Exercise → Each line with the string "label" is to be copied from the records below.

(Interface dataset entries)
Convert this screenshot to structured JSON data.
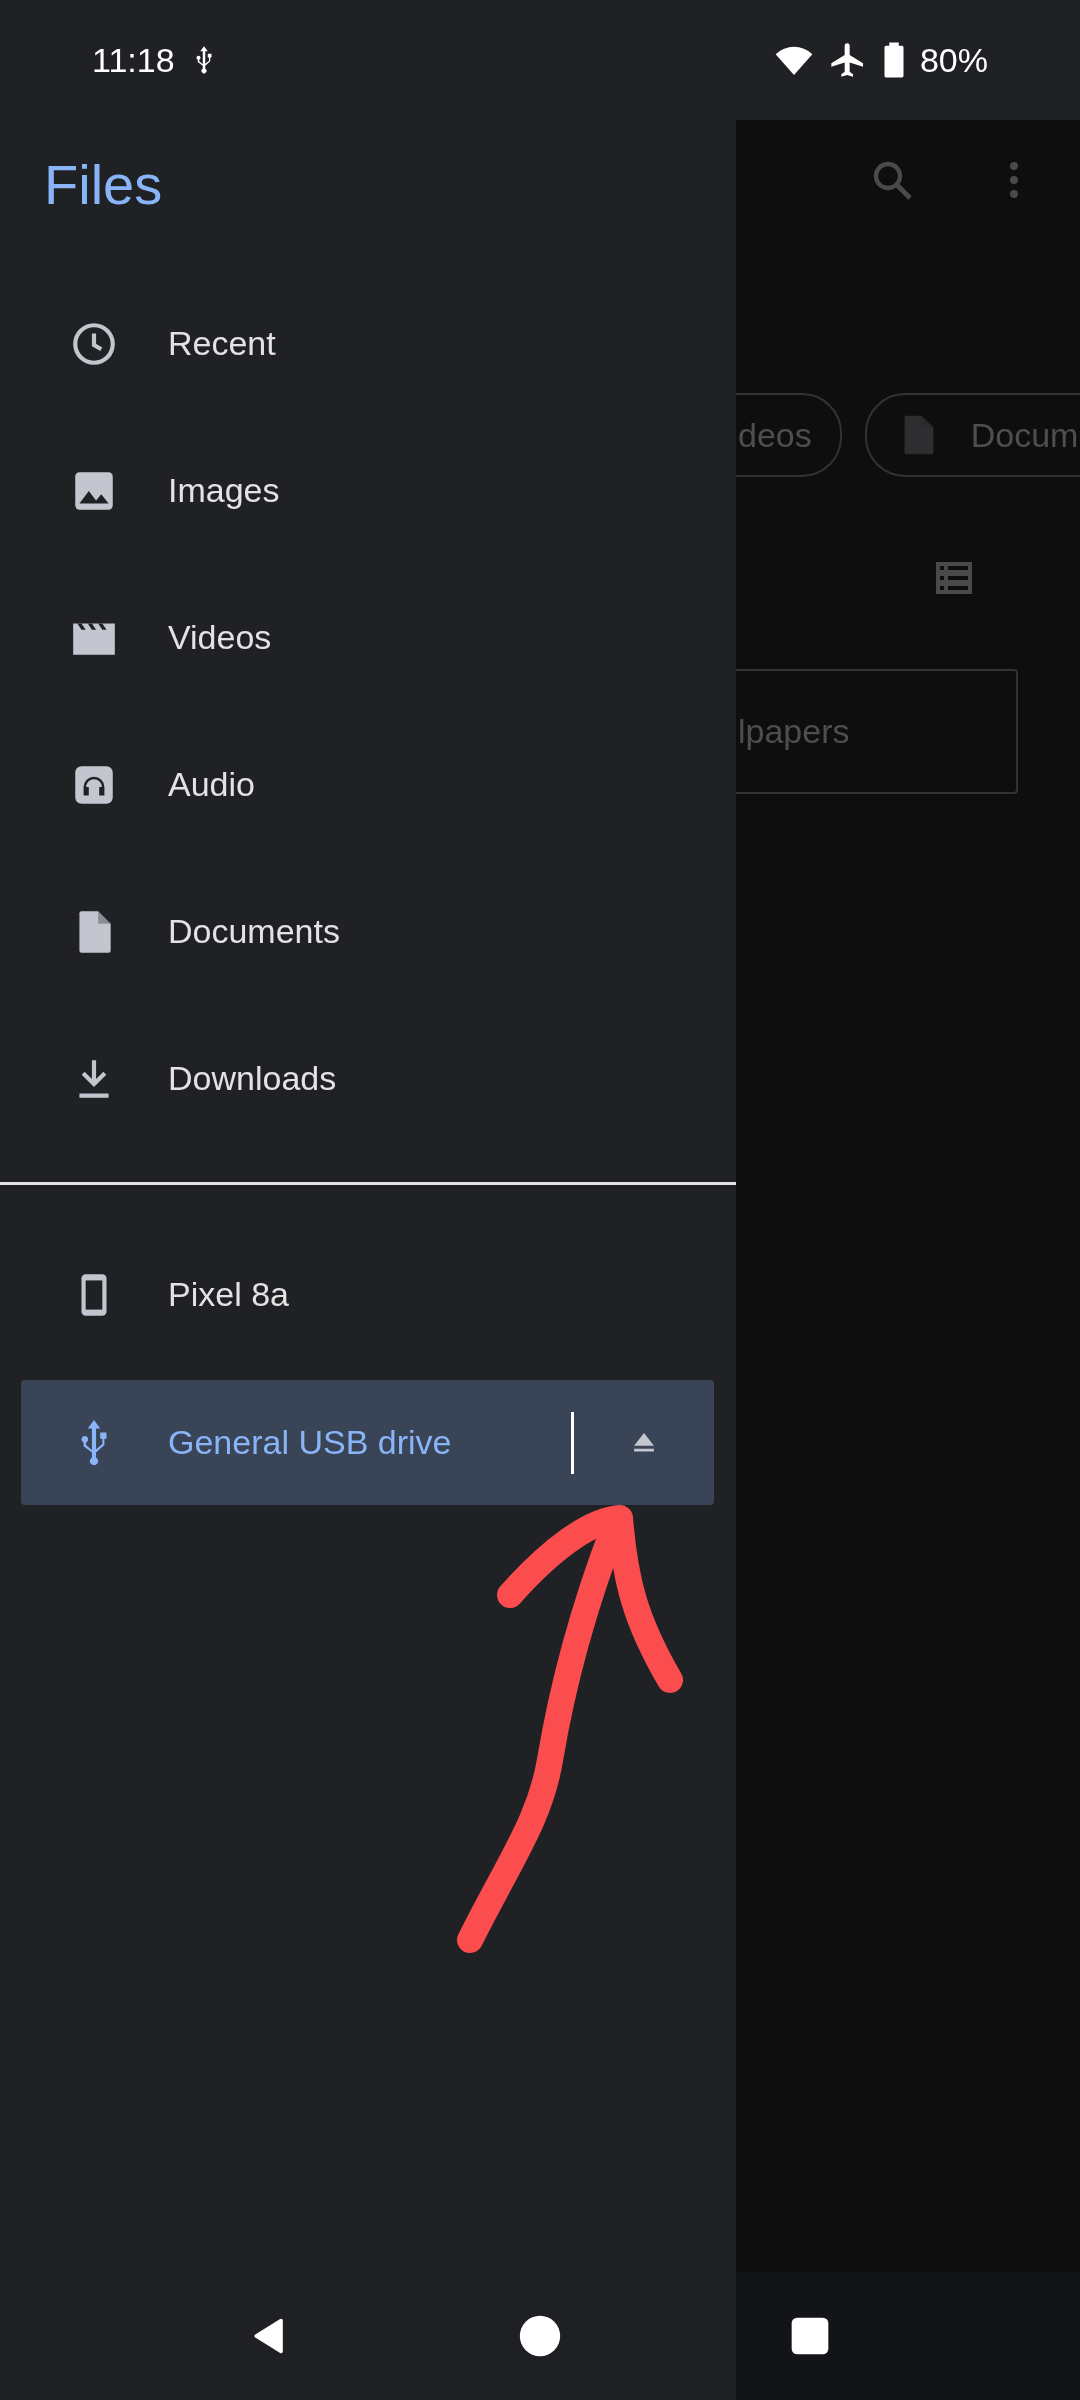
{
  "status_bar": {
    "time": "11:18",
    "battery": "80%"
  },
  "drawer": {
    "title": "Files",
    "items": [
      {
        "label": "Recent",
        "kind": "clock",
        "selected": false
      },
      {
        "label": "Images",
        "kind": "image",
        "selected": false
      },
      {
        "label": "Videos",
        "kind": "video",
        "selected": false
      },
      {
        "label": "Audio",
        "kind": "audio",
        "selected": false
      },
      {
        "label": "Documents",
        "kind": "document",
        "selected": false
      },
      {
        "label": "Downloads",
        "kind": "download",
        "selected": false
      }
    ],
    "devices": [
      {
        "label": "Pixel 8a",
        "kind": "phone",
        "selected": false,
        "eject": false
      },
      {
        "label": "General USB drive",
        "kind": "usb",
        "selected": true,
        "eject": true
      }
    ]
  },
  "background": {
    "chips": [
      {
        "label": "deos",
        "kind": "plain"
      },
      {
        "label": "Docum",
        "kind": "document"
      }
    ],
    "folder": "lpapers"
  }
}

Result for this exercise →
        "label": "Recent",
        "label": "Images",
        "label": "Videos",
        "label": "Audio",
        "label": "Documents",
        "label": "Downloads",
        "label": "Pixel 8a",
        "label": "General USB drive",
        "label": "deos",
        "label": "Docum",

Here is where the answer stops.